What is needed is an exact copy of the data below, pictures excluded.

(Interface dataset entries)

:::

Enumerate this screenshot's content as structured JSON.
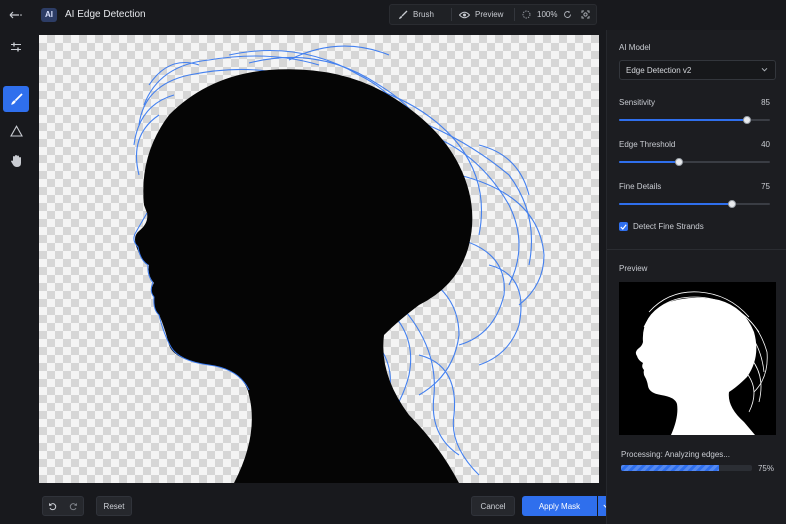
{
  "app": {
    "badge": "AI",
    "title": "AI Edge Detection"
  },
  "toolbar": {
    "brush_label": "Brush",
    "preview_label": "Preview",
    "zoom": "100%"
  },
  "left_tools": [
    "back-icon",
    "adjust-icon",
    "brush-icon",
    "triangle-icon",
    "hand-icon"
  ],
  "bottom": {
    "reset_label": "Reset",
    "cancel_label": "Cancel",
    "apply_label": "Apply Mask"
  },
  "panel": {
    "model_label": "AI Model",
    "model_value": "Edge Detection v2",
    "sliders": [
      {
        "label": "Sensitivity",
        "value": "85",
        "level": 0.85
      },
      {
        "label": "Edge Threshold",
        "value": "40",
        "level": 0.4
      },
      {
        "label": "Fine Details",
        "value": "75",
        "level": 0.75
      }
    ],
    "checkbox_label": "Detect Fine Strands",
    "checkbox_checked": true,
    "preview_label": "Preview",
    "processing_text": "Processing: Analyzing edges...",
    "progress_text": "75%",
    "progress_level": 0.75
  },
  "colors": {
    "accent": "#2f6fed",
    "background": "#18191d",
    "panel": "#1c1d21",
    "edge_overlay": "#3b7bf0"
  }
}
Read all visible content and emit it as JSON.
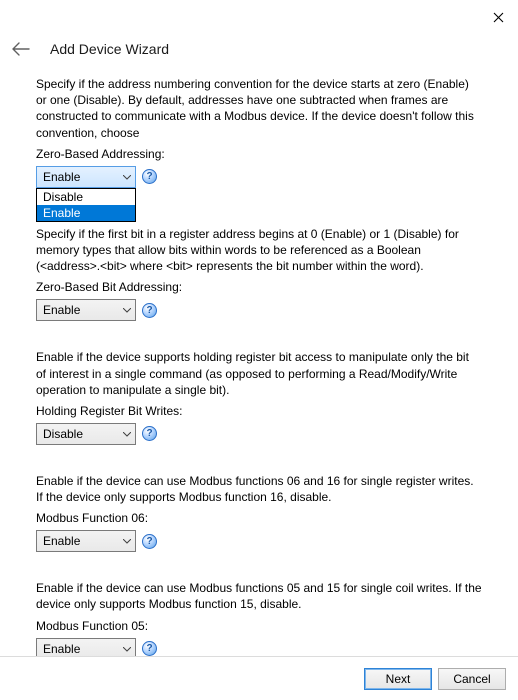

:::

Worked solution »
Enumerate this screenshot's content as structured JSON.
{
  "app": {
    "badge": "AI",
    "title": "AI Edge Detection"
  },
  "toolbar": {
    "brush_label": "Brush",
    "preview_label": "Preview",
    "zoom": "100%"
  },
  "left_tools": [
    "back-icon",
    "adjust-icon",
    "brush-icon",
    "triangle-icon",
    "hand-icon"
  ],
  "bottom": {
    "reset_label": "Reset",
    "cancel_label": "Cancel",
    "apply_label": "Apply Mask"
  },
  "panel": {
    "model_label": "AI Model",
    "model_value": "Edge Detection v2",
    "sliders": [
      {
        "label": "Sensitivity",
        "value": "85",
        "level": 0.85
      },
      {
        "label": "Edge Threshold",
        "value": "40",
        "level": 0.4
      },
      {
        "label": "Fine Details",
        "value": "75",
        "level": 0.75
      }
    ],
    "checkbox_label": "Detect Fine Strands",
    "checkbox_checked": true,
    "preview_label": "Preview",
    "processing_text": "Processing: Analyzing edges...",
    "progress_text": "75%",
    "progress_level": 0.75
  },
  "colors": {
    "accent": "#2f6fed",
    "background": "#18191d",
    "panel": "#1c1d21",
    "edge_overlay": "#3b7bf0"
  }
}
Read all visible content and emit it as JSON.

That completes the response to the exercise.